Good performance of agriculture and financial sectors helped Indian economy to grow by 7.8 per cent in April-June quarter of fiscal year 2023-24 (Q1FY24), Statistics office reported on Thursday. Though the government is optimistic about momentum, experts do not agree.
Economic growth based on GDP (Gross Domestic Product) growth rate was 13.1 per cent during April-June quarter 2022-23 and 6.1 per cent during January-March quarter of previous fiscal (FY23)
“There is momentum in economic activity in general and it is not driven by price-related distortions. Therefore, our projections still are very comfortably placed at 6.5 per cent for the current financial year,” Chief Economic Advisor V Anantha Nageswaran said in a media briefing.
- Editorial. Q1 GDP number does not paint a rosy picture
Concern over inflation
He also said that there is no real cause for concern that inflation would spike out of control as both the government and the Reserve Bank are taking adequate steps to maintain supply and keep prices under check.

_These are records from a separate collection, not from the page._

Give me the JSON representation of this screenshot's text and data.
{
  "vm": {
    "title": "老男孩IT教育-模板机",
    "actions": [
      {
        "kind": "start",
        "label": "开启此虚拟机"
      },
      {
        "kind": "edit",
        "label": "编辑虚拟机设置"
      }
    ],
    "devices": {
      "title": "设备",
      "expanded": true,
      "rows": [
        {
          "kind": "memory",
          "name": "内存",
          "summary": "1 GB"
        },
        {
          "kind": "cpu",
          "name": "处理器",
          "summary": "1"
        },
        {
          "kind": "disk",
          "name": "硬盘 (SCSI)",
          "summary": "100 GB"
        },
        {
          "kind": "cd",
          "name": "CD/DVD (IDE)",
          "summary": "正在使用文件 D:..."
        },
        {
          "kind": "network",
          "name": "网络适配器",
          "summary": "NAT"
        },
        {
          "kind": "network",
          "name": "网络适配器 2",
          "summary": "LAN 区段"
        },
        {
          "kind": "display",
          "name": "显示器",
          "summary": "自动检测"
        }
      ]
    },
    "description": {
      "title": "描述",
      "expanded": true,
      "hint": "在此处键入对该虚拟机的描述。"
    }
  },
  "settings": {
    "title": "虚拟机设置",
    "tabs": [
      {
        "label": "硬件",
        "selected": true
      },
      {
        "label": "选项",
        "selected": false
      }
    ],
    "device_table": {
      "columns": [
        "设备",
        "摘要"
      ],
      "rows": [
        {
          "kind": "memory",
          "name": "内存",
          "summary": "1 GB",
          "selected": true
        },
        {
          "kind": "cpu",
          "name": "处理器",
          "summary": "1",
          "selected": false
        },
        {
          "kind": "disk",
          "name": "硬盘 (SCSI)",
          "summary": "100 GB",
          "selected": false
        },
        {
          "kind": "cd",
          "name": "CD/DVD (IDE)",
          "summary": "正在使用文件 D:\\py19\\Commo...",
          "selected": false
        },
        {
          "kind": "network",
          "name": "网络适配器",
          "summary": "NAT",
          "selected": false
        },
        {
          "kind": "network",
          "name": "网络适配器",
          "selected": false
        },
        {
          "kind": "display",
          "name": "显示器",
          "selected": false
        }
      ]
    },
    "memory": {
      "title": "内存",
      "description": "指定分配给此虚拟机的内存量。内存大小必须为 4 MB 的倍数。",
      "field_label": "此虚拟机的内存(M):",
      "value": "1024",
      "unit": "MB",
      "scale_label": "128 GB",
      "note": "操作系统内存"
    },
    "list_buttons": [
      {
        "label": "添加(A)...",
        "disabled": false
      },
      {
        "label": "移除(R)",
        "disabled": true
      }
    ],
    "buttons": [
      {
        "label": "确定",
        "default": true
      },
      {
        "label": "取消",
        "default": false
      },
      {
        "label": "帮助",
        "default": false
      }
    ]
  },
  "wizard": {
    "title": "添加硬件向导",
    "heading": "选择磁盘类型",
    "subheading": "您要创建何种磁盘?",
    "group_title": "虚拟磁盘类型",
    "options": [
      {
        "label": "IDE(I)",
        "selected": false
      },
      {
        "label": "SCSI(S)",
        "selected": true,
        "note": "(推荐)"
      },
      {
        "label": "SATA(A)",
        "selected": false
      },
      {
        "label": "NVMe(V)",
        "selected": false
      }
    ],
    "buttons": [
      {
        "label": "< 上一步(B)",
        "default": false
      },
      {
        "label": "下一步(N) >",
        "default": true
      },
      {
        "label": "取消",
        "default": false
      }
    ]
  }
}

Commenting on latest data, DK Srivastava, Chief Policy Advisor with EY India, said the proximity of real GDP growth at 7.8 per cent with nominal GDP growth at only 8 per cent has significant fiscal implications. These growth rates imply that the implicit price deflator (IPD) based inflation is only 0.2 per cent. Such a low IPD inflation is seen after 15 quarters. “With a low nominal GDP growth, tax revenue growth is expected to be muted,” he said.
Now, with monsoon estimated to be below normal coupled with strong geopolitical headwinds, experts feel that overall growth in coming quarters will be affected.
Dharmakirti Joshi, Chief Economist, with Crisil, felt that growth in the July-September quarter will be moderated by softening consumption as spiking inflation will dent discretionary-spending power.
“For the rest of the year, headwinds from slowing global growth and the lagged impact of interest rate hikes will play out. Additionally, if dry weather conditions seen in August continue in September, agricultural output could be impacted,” he said while maintaining full year forecast at 6 per cent.
Rajni Sinha, Chief Economist, CARE, said that frontloading of government capital expenditure has supported investment demand so far. However, amid evolving conditions, private capex will have to match up the pace to sustain growth momentum. “We maintain our FY24 GDP growth forecast at 6.5 per cent with risks titled to the downside,” she said.
Sunil K Sinha (Principal Economist) and Paras Jasrai (Senior Analyst) with India Ratings & Research feared that the impact of El Nino on this year’s monsoon could bring agricultural growth under pressure and the spillover effect of this would be felt on food inflation. A government intervention in agriculture and drought relief measures can destabilise the fiscal arithmetic of FY24. Amidst these challenges, however, “revival private corporate capex is expected to bring relief to the economy,” they said in a note.